Object 21: Hanging sign, 1660s

Hanging sign from Child & Co's London premises, 1660s

Hanging sign from Child & Co's London premises, 1660s

This hanging sign dates from the mid-17th century, although the building it belongs to has been associated with the 'marygold', or marigold, for much longer. It lies at the western end of London's Fleet Street, where RBS constituent Child & Co trades, 'at the sign of the marygold'. 

During the 1670s all of London's earliest banks were identified by such signs, and when new firms such as Coutts and Drummonds were founded they followed the same practice. Their signs made them easy to locate and identify in a city where there were no street maps, most roads lacked signage and buildings themselves were seldom numbered. In fact, illiteracy was so widespread that many people would not have been able to read written signs, even if they did exist.

The oldest trading name in British banking

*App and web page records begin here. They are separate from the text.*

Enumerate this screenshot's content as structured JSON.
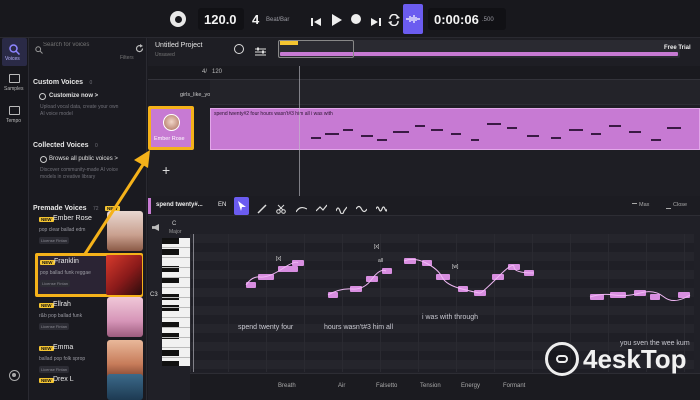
{
  "toolbar": {
    "tempo": "120.0",
    "beats": "4",
    "time_sig_label": "Beat/Bar",
    "timecode": "0:00:06",
    "timecode_ms": ".500"
  },
  "project": {
    "title": "Untitled Project",
    "subtitle": "Unsaved",
    "free_trial": "Free Trial"
  },
  "nav": {
    "voices": "Voices",
    "samples": "Samples",
    "tempo": "Tempo"
  },
  "voice_panel": {
    "search_placeholder": "Search for voices",
    "filters": "Filters",
    "custom_header": "Custom Voices",
    "custom_count": "0",
    "customize": "Customize now >",
    "custom_desc1": "Upload vocal data, create your own",
    "custom_desc2": "AI voice model",
    "collected_header": "Collected Voices",
    "collected_count": "0",
    "browse": "Browse all public voices >",
    "browse_desc1": "Discover community-made AI voice",
    "browse_desc2": "models in creative library",
    "premade_header": "Premade Voices",
    "premade_count": "72",
    "new_badge": "NEW",
    "voices": [
      {
        "name": "Ember Rose",
        "desc": "pop clear ballad edm",
        "lic": "License Fintan"
      },
      {
        "name": "Franklin",
        "desc": "pop ballad funk reggae",
        "lic": "License Fintan"
      },
      {
        "name": "Ellrah",
        "desc": "r&b pop ballad funk",
        "lic": "License Fintan"
      },
      {
        "name": "Emma",
        "desc": "ballad pop folk sprop",
        "lic": "License Fintan"
      },
      {
        "name": "Drex L",
        "desc": "",
        "lic": ""
      }
    ]
  },
  "tracks": {
    "ruler_value": "4/",
    "ruler_value2": "120",
    "track_name": "girls_like_you",
    "singer": "Ember Rose",
    "clip_lyric": "spend twenty#2 four hours wasn't#3 him all i was with"
  },
  "editor": {
    "clip_name": "spend twenty#...",
    "lang": "EN",
    "key_label": "C",
    "key_mode": "Major",
    "c3": "C3",
    "max": "Max",
    "close": "Close",
    "lyrics": [
      "spend twenty four",
      "hours wasn't#3 him all",
      "i was with through",
      "you sven the wee kum"
    ],
    "note_labels": [
      "[x]",
      "[x]",
      "all",
      "[w]"
    ],
    "params": [
      "Breath",
      "Air",
      "Falsetto",
      "Tension",
      "Energy",
      "Formant"
    ]
  },
  "watermark": {
    "text": "4eskTop"
  },
  "colors": {
    "accent": "#6b5cf0",
    "clip": "#c77ad3",
    "highlight": "#f5b21a",
    "note": "#d88ee0"
  }
}
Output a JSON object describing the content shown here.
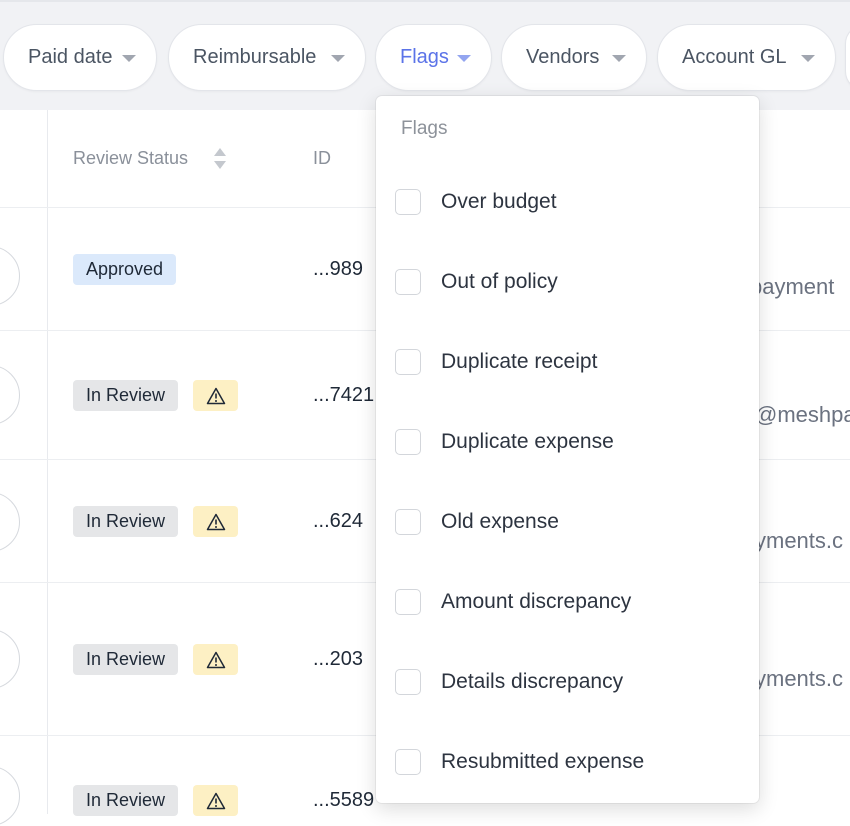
{
  "filters": [
    {
      "label": "Paid date",
      "active": false
    },
    {
      "label": "Reimbursable",
      "active": false
    },
    {
      "label": "Flags",
      "active": true
    },
    {
      "label": "Vendors",
      "active": false
    },
    {
      "label": "Account GL",
      "active": false
    }
  ],
  "table": {
    "columns": {
      "review_status": "Review Status",
      "id": "ID"
    },
    "rows": [
      {
        "status": "Approved",
        "status_type": "approved",
        "flag_icon": false,
        "id": "...989",
        "email_fragment": "payment"
      },
      {
        "status": "In Review",
        "status_type": "review",
        "flag_icon": true,
        "id": "...7421",
        "email_fragment": "@meshpa"
      },
      {
        "status": "In Review",
        "status_type": "review",
        "flag_icon": true,
        "id": "...624",
        "email_fragment": "yments.c"
      },
      {
        "status": "In Review",
        "status_type": "review",
        "flag_icon": true,
        "id": "...203",
        "email_fragment": "yments.c"
      },
      {
        "status": "In Review",
        "status_type": "review",
        "flag_icon": true,
        "id": "...5589",
        "email_fragment": ""
      }
    ]
  },
  "flags_dropdown": {
    "title": "Flags",
    "options": [
      {
        "label": "Over budget",
        "checked": false
      },
      {
        "label": "Out of policy",
        "checked": false
      },
      {
        "label": "Duplicate receipt",
        "checked": false
      },
      {
        "label": "Duplicate expense",
        "checked": false
      },
      {
        "label": "Old expense",
        "checked": false
      },
      {
        "label": "Amount discrepancy",
        "checked": false
      },
      {
        "label": "Details discrepancy",
        "checked": false
      },
      {
        "label": "Resubmitted expense",
        "checked": false
      }
    ]
  },
  "colors": {
    "accent": "#5b73e8",
    "approved_bg": "#dbe9fb",
    "review_bg": "#e5e6e8",
    "warning_bg": "#fdf0c4"
  }
}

The business that became Child & Co dates back to the 1580s, making it the oldest still-trading name in British banking, but the marygold sign is even older. It goes back to the mid-1500s, when the building at the end of Fleet Street was home to the draper's shop of Henry Leigh. It is not known why he chose a marigold for his trading sign. Often, the symbols were a reference to the type of business operated inside, or a pun on the owner's name. Perhaps the appeal of the marigold was simply its clear, elegant, recognisable shape. By medieval tradition the marigold was believed to turn its face to worship the sun, as it does in this sign, so it may also have had devotional religious associations.

Whatever the reasons, the sign stuck. By 1661 the premises on Fleet Street had become home to the goldsmith's business of Robert Blanchard, and it is from his time that the surviving sign is thought to date. It probably replaced an earlier one which had been lost or destroyed. Over the next generation, Blanchard's business gradually evolved from a goldsmith's into a bank, eventually becoming known as Child & Co. The bank remained in the same location - as it does to this day - and maintained its association with the marygold symbol.

In more recent times, the idea of an easily recognisable symbol representing a business has made a major comeback, although these days we call these symbols 'logos' and 'brands'. Thanks to its heritage, Child & Co had a head start in this regard, and now uses the marigold as its emblem on cheques, letters and brochures. Meanwhile the 17th century marygold sign is now considered too precious to hang outside the building, and is on display inside Child & Co's banking hall on Fleet Street.